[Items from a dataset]
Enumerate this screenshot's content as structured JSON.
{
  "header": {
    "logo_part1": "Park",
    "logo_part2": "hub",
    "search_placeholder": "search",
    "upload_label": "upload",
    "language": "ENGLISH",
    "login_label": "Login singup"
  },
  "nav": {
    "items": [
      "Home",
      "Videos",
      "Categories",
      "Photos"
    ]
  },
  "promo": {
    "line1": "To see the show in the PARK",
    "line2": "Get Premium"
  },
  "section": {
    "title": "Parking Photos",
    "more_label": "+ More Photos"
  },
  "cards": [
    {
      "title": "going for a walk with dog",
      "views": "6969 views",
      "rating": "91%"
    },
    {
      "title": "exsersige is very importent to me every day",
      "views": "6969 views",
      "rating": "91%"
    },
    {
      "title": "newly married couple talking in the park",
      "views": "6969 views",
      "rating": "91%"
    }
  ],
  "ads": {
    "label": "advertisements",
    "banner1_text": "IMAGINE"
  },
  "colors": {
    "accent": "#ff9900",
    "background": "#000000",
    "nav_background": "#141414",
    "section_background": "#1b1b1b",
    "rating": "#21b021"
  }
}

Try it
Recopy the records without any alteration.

Finished exercise
Enumerate this screenshot's content as structured JSON.
{
  "header": {
    "logo_part1": "Park",
    "logo_part2": "hub",
    "search_placeholder": "search",
    "upload_label": "upload",
    "language": "ENGLISH",
    "login_label": "Login singup"
  },
  "nav": {
    "items": [
      "Home",
      "Videos",
      "Categories",
      "Photos"
    ]
  },
  "promo": {
    "line1": "To see the show in the PARK",
    "line2": "Get Premium"
  },
  "section": {
    "title": "Parking Photos",
    "more_label": "+ More Photos"
  },
  "cards": [
    {
      "title": "going for a walk with dog",
      "views": "6969 views",
      "rating": "91%"
    },
    {
      "title": "exsersige is very importent to me every day",
      "views": "6969 views",
      "rating": "91%"
    },
    {
      "title": "newly married couple talking in the park",
      "views": "6969 views",
      "rating": "91%"
    }
  ],
  "ads": {
    "label": "advertisements",
    "banner1_text": "IMAGINE"
  },
  "colors": {
    "accent": "#ff9900",
    "background": "#000000",
    "nav_background": "#141414",
    "section_background": "#1b1b1b",
    "rating": "#21b021"
  }
}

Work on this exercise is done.